  3. Tolkien Z, Stecher L, Mander AP, Pereira DI, Powell JJ. Ferrous sulfate supplementation causes significant gastrointestinal side-effects in adults: a systematic review and meta-analysis. PLoS ONE. 2015;10(2):e0117383. doi:10.1371/journal.pone.0117383

  4. Lohsiriwat V. Treatment of hemorrhoids: A coloproctologist's view. World J Gastroenterol. 2015;21(31):9245-52. doi:10.3748/wjg.v21.i31.9245

Additional Reading

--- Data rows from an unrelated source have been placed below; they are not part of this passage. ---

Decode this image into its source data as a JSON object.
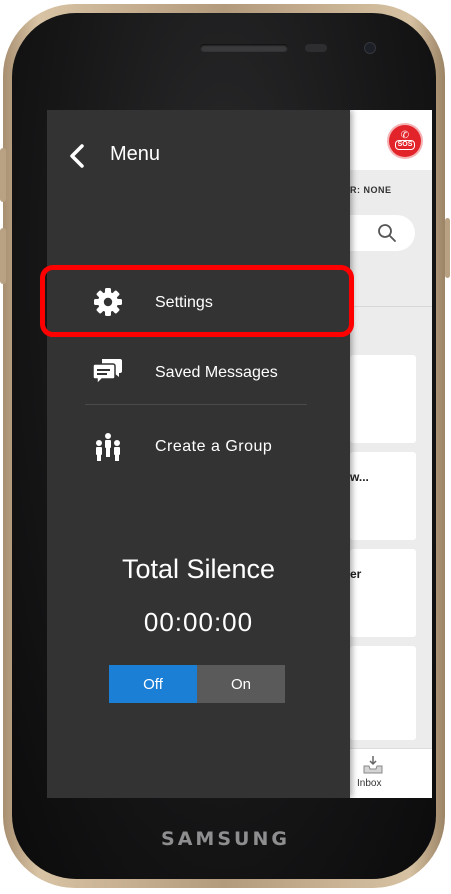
{
  "device": {
    "brand": "SAMSUNG"
  },
  "background_app": {
    "sos_label": "SOS",
    "filter_label": "R: NONE",
    "cards": [
      {
        "text": ""
      },
      {
        "text": "w..."
      },
      {
        "text": "er"
      },
      {
        "text": ""
      }
    ],
    "bottom_nav": {
      "inbox_label": "Inbox"
    }
  },
  "drawer": {
    "title": "Menu",
    "items": [
      {
        "label": "Settings",
        "icon": "gear-icon"
      },
      {
        "label": "Saved Messages",
        "icon": "chat-bubbles-icon"
      },
      {
        "label": "Create a Group",
        "icon": "group-icon"
      }
    ],
    "total_silence": {
      "title": "Total Silence",
      "timer": "00:00:00",
      "off_label": "Off",
      "on_label": "On",
      "selected": "Off"
    }
  },
  "colors": {
    "drawer_bg": "#333333",
    "accent_blue": "#1c7fd6",
    "highlight_red": "#ff0000",
    "sos_red": "#e2232a"
  }
}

By Robin Elise Weiss, PhD, MPH
Robin Elise Weiss, PhD, MPH is a professor, author, childbirth and postpartum educator, certified doula, and lactation counselor.